After a challenging year, Cherie Nyota, Research Engagement Officer, shares how our Research Network is looking forward to welcoming new volunteers.
Involving a diverse range of people affected by dementia in research is one of my biggest aims. We want people from all backgrounds to know how they can take part, and we have a wonderful group of volunteers who dedicate their time to support dementia research at Alzheimer’s Society – the Research Network.
All our Research Network volunteers have a personal connection to dementia, whether as carers, former carers or people living with dementia.
Their involvement ensures that the research we fund is relevant and credible, and could ultimately transform the lives of everyone affected by dementia.
Network volunteers review every application for research funding we receive, guiding our funding decisions alongside expert researchers.
Some monitor the research that we fund too, meeting with researchers once a year to review each project’s progress.
Importantly, this also gives researchers a chance to hear more about our volunteers’ own experiences of dementia.
Adjust and focus
Due to the pandemic, we were forced to pause our research funding programme and the Research Network’s usual activities in 2020.
We quickly adjusted and focused our energy on how we could still support our volunteers and researchers. Online meetings were brand new to many volunteers, but we all learnt to navigate them and Zoom soon became our best friend!
Online Research Network meetings gave more volunteers than ever before the opportunity to share their experiences of involvement in research projects with each other.
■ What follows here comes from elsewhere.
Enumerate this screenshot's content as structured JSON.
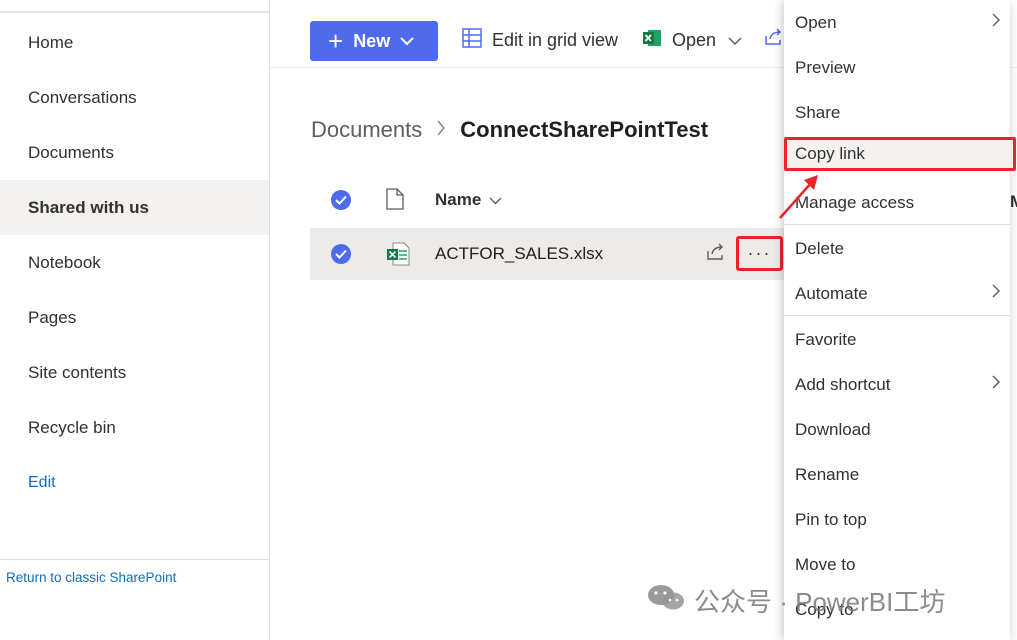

We also hosted regular ‘Dementia Research Uncovered’ webinars, with researchers presenting their projects and asking for feedback and advice from network volunteers.
We’ll continue to incorporate these into how we work, with monthly online meetings and webinars. Since our funding programme recently reopened, our volunteers are now busy reviewing the latest funding applications submitted by researchers.
We are also delighted to offer the opportunity for more people affected by dementia to join our Research Network. To ensure that dementia research is truly representative of our diverse society, researchers need to connect with people with a wide range of experiences and backgrounds.
We’d love to hear from people interested in joining the Research Network who have a dementia diagnosis or who are carers or former carers of people with dementia.
And, since great research involves people affected by dementia from all backgrounds, we particularly want to include people from Black, Asian and minority ethnic and LGBTQ+ communities within this.
Join the Research Network
Find out more and apply to join our Research Network.